[SUPPLIED RECORDS — start]

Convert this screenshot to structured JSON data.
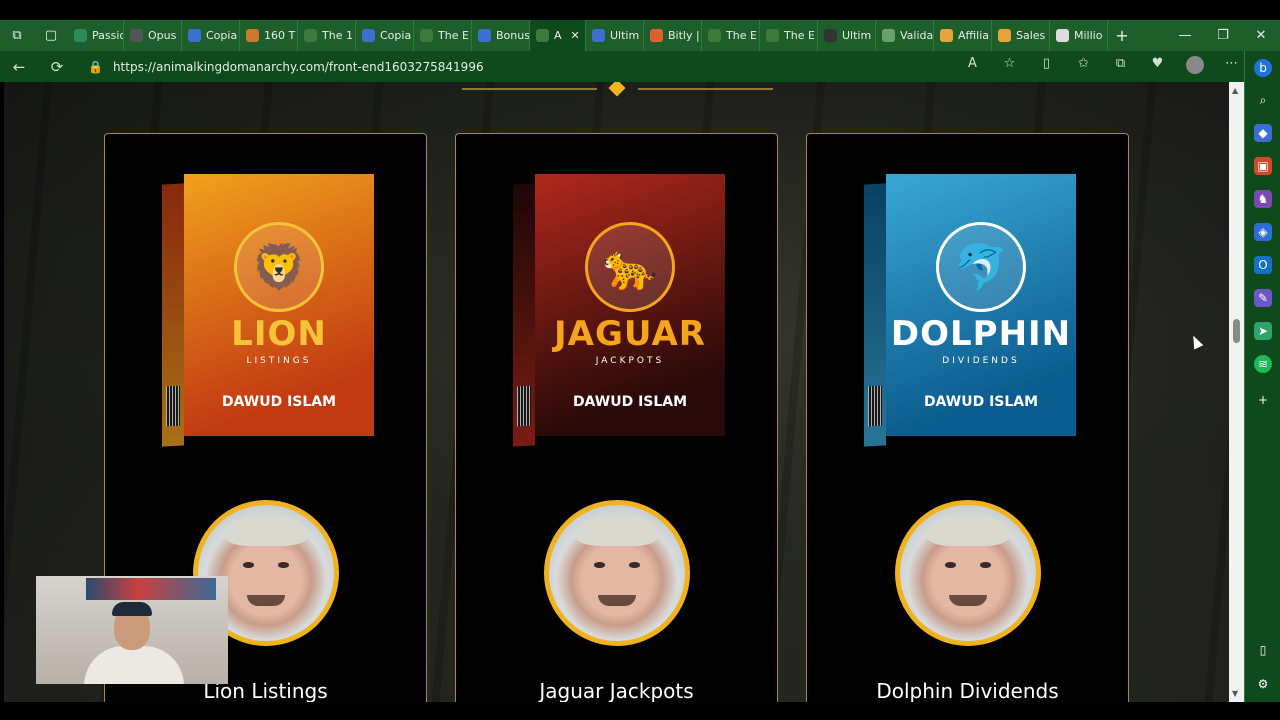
{
  "browser": {
    "tabs": [
      {
        "label": "Passic",
        "color": "#2e8b57"
      },
      {
        "label": "Opus",
        "color": "#555555"
      },
      {
        "label": "Copia",
        "color": "#3b6fd1"
      },
      {
        "label": "160 T",
        "color": "#c97a2b"
      },
      {
        "label": "The 1",
        "color": "#3b7a3b"
      },
      {
        "label": "Copia",
        "color": "#3b6fd1"
      },
      {
        "label": "The E",
        "color": "#3b7a3b"
      },
      {
        "label": "Bonus",
        "color": "#3b6fd1"
      },
      {
        "label": "A",
        "color": "#3b7a3b",
        "active": true
      },
      {
        "label": "Ultim",
        "color": "#3b6fd1"
      },
      {
        "label": "Bitly |",
        "color": "#e06030"
      },
      {
        "label": "The E",
        "color": "#3b7a3b"
      },
      {
        "label": "The E",
        "color": "#3b7a3b"
      },
      {
        "label": "Ultim",
        "color": "#333333"
      },
      {
        "label": "Valida",
        "color": "#6aa36a"
      },
      {
        "label": "Affilia",
        "color": "#e8a33a"
      },
      {
        "label": "Sales",
        "color": "#e8a33a"
      },
      {
        "label": "Millio",
        "color": "#dddddd"
      }
    ],
    "url": "https://animalkingdomanarchy.com/front-end1603275841996",
    "icons": {
      "workspaces": "workspaces-icon",
      "tab_actions": "tab-actions-icon",
      "new_tab": "plus-icon",
      "minimize": "minimize-icon",
      "restore": "restore-icon",
      "close": "close-icon",
      "back": "back-icon",
      "refresh": "refresh-icon",
      "lock": "lock-icon",
      "read_aloud": "read-aloud-icon",
      "favorite": "star-icon",
      "split": "split-screen-icon",
      "favorites": "favorites-icon",
      "collections": "collections-icon",
      "extensions": "extensions-icon",
      "profile": "profile-icon",
      "more": "more-icon",
      "bing": "bing-icon"
    }
  },
  "products": [
    {
      "title": "Lion Listings",
      "box_word": "LION",
      "box_sub": "LISTINGS",
      "box_author": "DAWUD ISLAM",
      "emblem": "🦁",
      "box_color_a": "#c23a12",
      "box_color_b": "#f1a11c",
      "word_color": "#f6c23a"
    },
    {
      "title": "Jaguar Jackpots",
      "box_word": "JAGUAR",
      "box_sub": "JACKPOTS",
      "box_author": "DAWUD ISLAM",
      "emblem": "🐆",
      "box_color_a": "#2a0a08",
      "box_color_b": "#b0281c",
      "word_color": "#f4a51c"
    },
    {
      "title": "Dolphin Dividends",
      "box_word": "DOLPHIN",
      "box_sub": "DIVIDENDS",
      "box_author": "DAWUD ISLAM",
      "emblem": "🐬",
      "box_color_a": "#0c5d8f",
      "box_color_b": "#39a7d6",
      "word_color": "#ffffff"
    }
  ],
  "accent": "#f0b31e"
}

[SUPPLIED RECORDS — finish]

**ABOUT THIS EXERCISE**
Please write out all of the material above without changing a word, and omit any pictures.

**WORKED SOLUTION**
Convert this screenshot to structured JSON data.
{
  "browser": {
    "tabs": [
      {
        "label": "Passic",
        "color": "#2e8b57"
      },
      {
        "label": "Opus",
        "color": "#555555"
      },
      {
        "label": "Copia",
        "color": "#3b6fd1"
      },
      {
        "label": "160 T",
        "color": "#c97a2b"
      },
      {
        "label": "The 1",
        "color": "#3b7a3b"
      },
      {
        "label": "Copia",
        "color": "#3b6fd1"
      },
      {
        "label": "The E",
        "color": "#3b7a3b"
      },
      {
        "label": "Bonus",
        "color": "#3b6fd1"
      },
      {
        "label": "A",
        "color": "#3b7a3b",
        "active": true
      },
      {
        "label": "Ultim",
        "color": "#3b6fd1"
      },
      {
        "label": "Bitly |",
        "color": "#e06030"
      },
      {
        "label": "The E",
        "color": "#3b7a3b"
      },
      {
        "label": "The E",
        "color": "#3b7a3b"
      },
      {
        "label": "Ultim",
        "color": "#333333"
      },
      {
        "label": "Valida",
        "color": "#6aa36a"
      },
      {
        "label": "Affilia",
        "color": "#e8a33a"
      },
      {
        "label": "Sales",
        "color": "#e8a33a"
      },
      {
        "label": "Millio",
        "color": "#dddddd"
      }
    ],
    "url": "https://animalkingdomanarchy.com/front-end1603275841996",
    "icons": {
      "workspaces": "workspaces-icon",
      "tab_actions": "tab-actions-icon",
      "new_tab": "plus-icon",
      "minimize": "minimize-icon",
      "restore": "restore-icon",
      "close": "close-icon",
      "back": "back-icon",
      "refresh": "refresh-icon",
      "lock": "lock-icon",
      "read_aloud": "read-aloud-icon",
      "favorite": "star-icon",
      "split": "split-screen-icon",
      "favorites": "favorites-icon",
      "collections": "collections-icon",
      "extensions": "extensions-icon",
      "profile": "profile-icon",
      "more": "more-icon",
      "bing": "bing-icon"
    }
  },
  "products": [
    {
      "title": "Lion Listings",
      "box_word": "LION",
      "box_sub": "LISTINGS",
      "box_author": "DAWUD ISLAM",
      "emblem": "🦁",
      "box_color_a": "#c23a12",
      "box_color_b": "#f1a11c",
      "word_color": "#f6c23a"
    },
    {
      "title": "Jaguar Jackpots",
      "box_word": "JAGUAR",
      "box_sub": "JACKPOTS",
      "box_author": "DAWUD ISLAM",
      "emblem": "🐆",
      "box_color_a": "#2a0a08",
      "box_color_b": "#b0281c",
      "word_color": "#f4a51c"
    },
    {
      "title": "Dolphin Dividends",
      "box_word": "DOLPHIN",
      "box_sub": "DIVIDENDS",
      "box_author": "DAWUD ISLAM",
      "emblem": "🐬",
      "box_color_a": "#0c5d8f",
      "box_color_b": "#39a7d6",
      "word_color": "#ffffff"
    }
  ],
  "accent": "#f0b31e"
}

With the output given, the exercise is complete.